## Instructions to follow
Whenever the word "http" turns up in a line of the data below, copy that line.
(Data to process)
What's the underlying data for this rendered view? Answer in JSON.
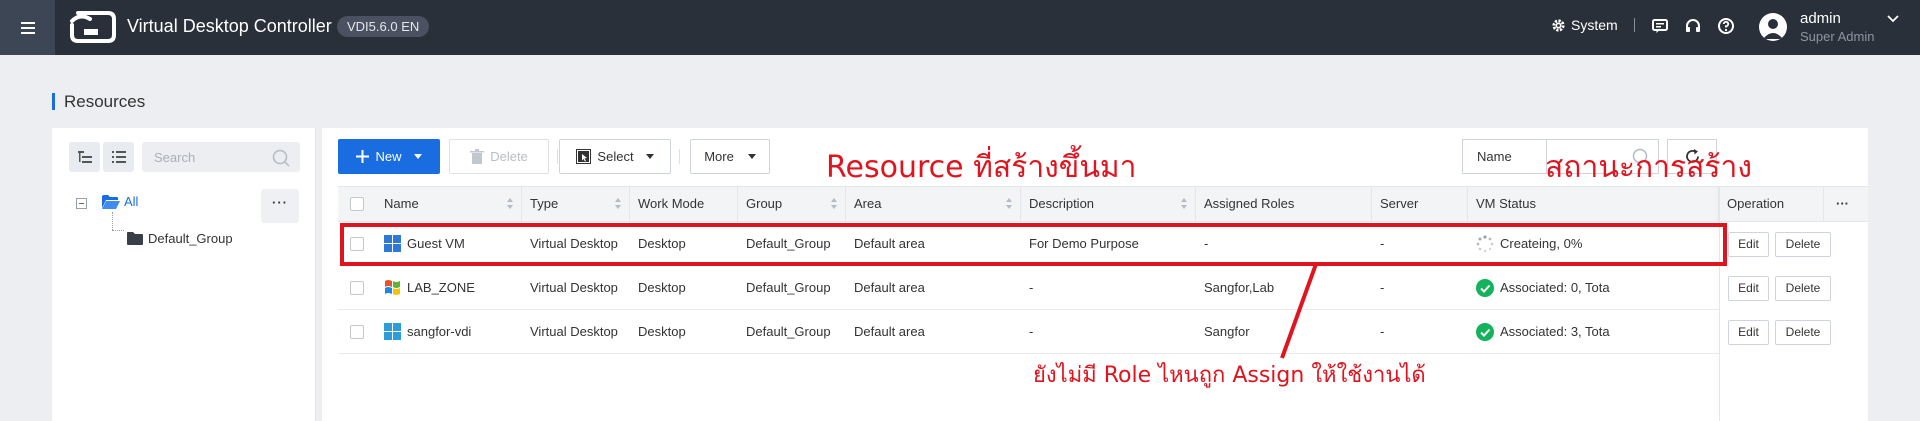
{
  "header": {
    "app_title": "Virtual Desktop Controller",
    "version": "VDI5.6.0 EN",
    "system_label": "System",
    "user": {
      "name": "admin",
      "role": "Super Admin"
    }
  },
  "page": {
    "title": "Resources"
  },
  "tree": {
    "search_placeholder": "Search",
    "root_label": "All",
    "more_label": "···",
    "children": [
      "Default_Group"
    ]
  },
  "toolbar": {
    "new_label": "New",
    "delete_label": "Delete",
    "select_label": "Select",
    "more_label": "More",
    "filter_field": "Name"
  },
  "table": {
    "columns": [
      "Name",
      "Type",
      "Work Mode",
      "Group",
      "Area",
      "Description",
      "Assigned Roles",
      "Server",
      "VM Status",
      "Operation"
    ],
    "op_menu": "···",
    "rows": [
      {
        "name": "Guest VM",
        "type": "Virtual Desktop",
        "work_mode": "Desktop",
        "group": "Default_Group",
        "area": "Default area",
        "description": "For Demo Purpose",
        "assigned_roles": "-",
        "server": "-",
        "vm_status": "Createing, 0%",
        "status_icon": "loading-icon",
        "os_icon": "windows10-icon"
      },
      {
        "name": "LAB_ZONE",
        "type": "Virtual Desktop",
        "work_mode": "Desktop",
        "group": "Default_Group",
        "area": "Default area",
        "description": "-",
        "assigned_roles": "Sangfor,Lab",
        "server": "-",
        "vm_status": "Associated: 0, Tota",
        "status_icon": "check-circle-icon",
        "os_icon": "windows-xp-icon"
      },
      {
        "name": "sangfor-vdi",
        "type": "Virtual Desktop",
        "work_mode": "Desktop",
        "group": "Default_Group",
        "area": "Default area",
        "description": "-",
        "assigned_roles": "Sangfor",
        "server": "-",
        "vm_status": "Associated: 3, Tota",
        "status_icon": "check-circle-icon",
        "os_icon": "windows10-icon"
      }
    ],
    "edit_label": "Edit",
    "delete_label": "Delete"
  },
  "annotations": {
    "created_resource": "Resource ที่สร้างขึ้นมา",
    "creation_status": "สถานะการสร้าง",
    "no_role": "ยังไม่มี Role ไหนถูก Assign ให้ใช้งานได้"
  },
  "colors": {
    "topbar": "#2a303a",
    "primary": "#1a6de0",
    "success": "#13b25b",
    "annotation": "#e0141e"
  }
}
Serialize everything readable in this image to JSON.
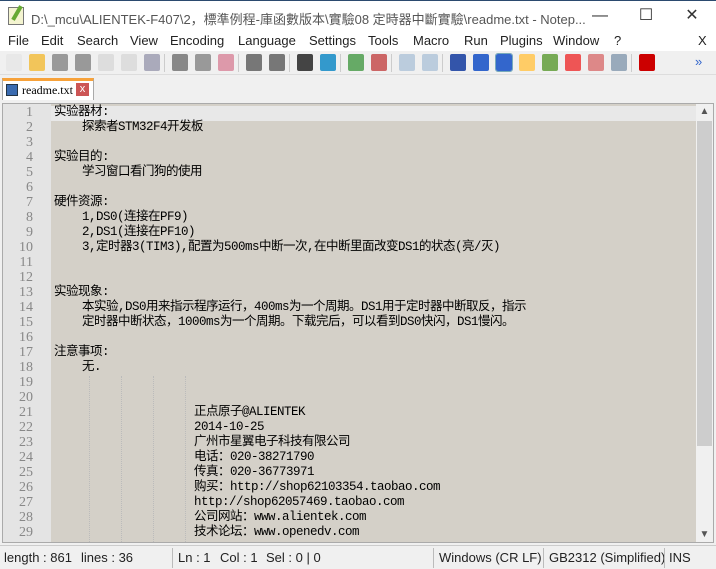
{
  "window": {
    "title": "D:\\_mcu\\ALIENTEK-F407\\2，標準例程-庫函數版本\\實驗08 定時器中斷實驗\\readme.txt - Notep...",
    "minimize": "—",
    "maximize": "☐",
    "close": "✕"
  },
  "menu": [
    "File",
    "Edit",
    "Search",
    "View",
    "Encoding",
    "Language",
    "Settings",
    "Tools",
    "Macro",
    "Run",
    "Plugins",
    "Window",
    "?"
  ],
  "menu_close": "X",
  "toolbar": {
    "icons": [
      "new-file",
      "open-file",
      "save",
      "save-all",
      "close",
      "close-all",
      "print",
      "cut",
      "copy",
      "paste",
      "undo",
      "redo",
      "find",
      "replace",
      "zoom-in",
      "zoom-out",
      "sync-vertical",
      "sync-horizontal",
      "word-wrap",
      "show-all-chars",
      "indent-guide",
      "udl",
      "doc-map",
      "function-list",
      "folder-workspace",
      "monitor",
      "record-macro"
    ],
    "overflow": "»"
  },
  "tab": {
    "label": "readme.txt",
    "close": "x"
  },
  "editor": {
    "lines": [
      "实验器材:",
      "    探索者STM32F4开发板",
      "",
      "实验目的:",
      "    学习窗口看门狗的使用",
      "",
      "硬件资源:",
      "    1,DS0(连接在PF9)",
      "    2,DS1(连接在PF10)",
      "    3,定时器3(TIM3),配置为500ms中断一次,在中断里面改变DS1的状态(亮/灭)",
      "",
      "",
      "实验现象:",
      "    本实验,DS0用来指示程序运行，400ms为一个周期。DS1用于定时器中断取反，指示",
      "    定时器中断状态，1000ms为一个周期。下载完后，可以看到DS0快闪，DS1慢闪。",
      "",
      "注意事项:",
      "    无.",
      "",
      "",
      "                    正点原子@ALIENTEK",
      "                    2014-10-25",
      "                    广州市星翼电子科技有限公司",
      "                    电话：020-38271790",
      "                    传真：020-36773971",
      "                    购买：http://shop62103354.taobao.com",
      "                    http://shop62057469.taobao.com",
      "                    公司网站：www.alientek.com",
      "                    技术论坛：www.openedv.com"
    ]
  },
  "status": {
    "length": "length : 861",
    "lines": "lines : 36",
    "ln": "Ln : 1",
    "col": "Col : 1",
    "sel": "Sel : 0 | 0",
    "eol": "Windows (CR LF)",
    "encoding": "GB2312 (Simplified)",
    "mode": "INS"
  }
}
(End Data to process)
## Response for this exercise
      "                    购买：http://shop62103354.taobao.com",
      "                    http://shop62057469.taobao.com",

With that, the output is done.